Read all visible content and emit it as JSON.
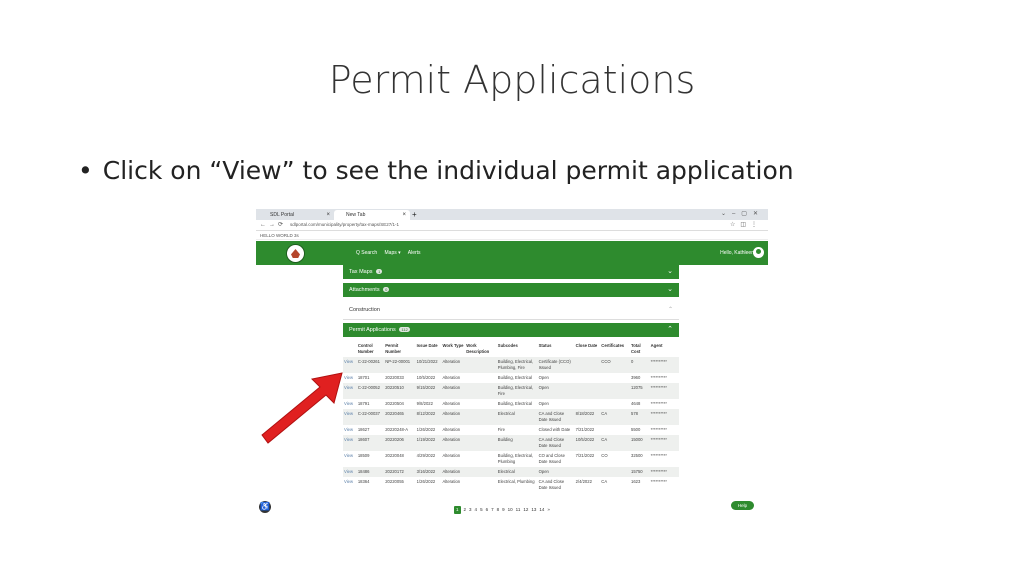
{
  "slide": {
    "title": "Permit Applications",
    "bullet": "Click on “View” to see the individual permit application"
  },
  "browser": {
    "tabs": [
      "SDL Portal",
      "New Tab"
    ],
    "url": "sdlportal.com/municipality/property/tax-maps/SE27/1-1",
    "bookmark": "HELLO WORLD  3s"
  },
  "header": {
    "search": "Q Search",
    "maps": "Maps ▾",
    "alerts": "Alerts",
    "greeting": "Hello, Kathleen"
  },
  "sections": {
    "tax_maps": {
      "label": "Tax Maps",
      "count": "1"
    },
    "attachments": {
      "label": "Attachments",
      "count": "0"
    },
    "construction": {
      "label": "Construction"
    },
    "permit_apps": {
      "label": "Permit Applications",
      "count": "112"
    }
  },
  "table": {
    "headers": [
      "",
      "Control Number",
      "Permit Number",
      "Issue Date",
      "Work Type",
      "Work Description",
      "Subcodes",
      "Status",
      "Close Date",
      "Certificates",
      "Total Cost",
      "Agent"
    ],
    "rows": [
      [
        "View",
        "C-22-00261",
        "NP-22-00001",
        "10/21/2022",
        "Alteration",
        "",
        "Building, Electrical, Plumbing, Fire",
        "Certificate (CCO) Issued",
        "",
        "CCO",
        "0",
        "**********"
      ],
      [
        "View",
        "18701",
        "20220033",
        "10/5/2022",
        "Alteration",
        "",
        "Building, Electrical",
        "Open",
        "",
        "",
        "3960",
        "**********"
      ],
      [
        "View",
        "C-22-00052",
        "20220510",
        "9/15/2022",
        "Alteration",
        "",
        "Building, Electrical, Fire",
        "Open",
        "",
        "",
        "12075",
        "**********"
      ],
      [
        "View",
        "18791",
        "20220504",
        "9/8/2022",
        "Alteration",
        "",
        "Building, Electrical",
        "Open",
        "",
        "",
        "4648",
        "**********"
      ],
      [
        "View",
        "C-22-00037",
        "20220465",
        "8/12/2022",
        "Alteration",
        "",
        "Electrical",
        "CA and Close Date Issued",
        "8/18/2022",
        "CA",
        "578",
        "**********"
      ],
      [
        "View",
        "18627",
        "20220248-A",
        "1/26/2022",
        "Alteration",
        "",
        "Fire",
        "Closed with Date",
        "7/21/2022",
        "",
        "5500",
        "**********"
      ],
      [
        "View",
        "18607",
        "20220206",
        "1/19/2022",
        "Alteration",
        "",
        "Building",
        "CA and Close Date Issued",
        "10/5/2022",
        "CA",
        "15000",
        "**********"
      ],
      [
        "View",
        "18509",
        "20220048",
        "4/29/2022",
        "Alteration",
        "",
        "Building, Electrical, Plumbing",
        "CO and Close Date Issued",
        "7/21/2022",
        "CO",
        "32500",
        "**********"
      ],
      [
        "View",
        "18486",
        "20220172",
        "3/16/2022",
        "Alteration",
        "",
        "Electrical",
        "Open",
        "",
        "",
        "15750",
        "**********"
      ],
      [
        "View",
        "18364",
        "20220055",
        "1/26/2022",
        "Alteration",
        "",
        "Electrical, Plumbing",
        "CA and Close Date Issued",
        "2/4/2022",
        "CA",
        "1623",
        "**********"
      ]
    ]
  },
  "pagination": [
    "1",
    "2",
    "3",
    "4",
    "5",
    "6",
    "7",
    "8",
    "9",
    "10",
    "11",
    "12",
    "13",
    "14",
    "»"
  ],
  "help": "Help",
  "colors": {
    "brand_green": "#2e8b2e",
    "arrow_red": "#e02020"
  }
}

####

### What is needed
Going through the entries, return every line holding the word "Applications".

### Answer below
    "title": "Permit Applications",
      "label": "Permit Applications",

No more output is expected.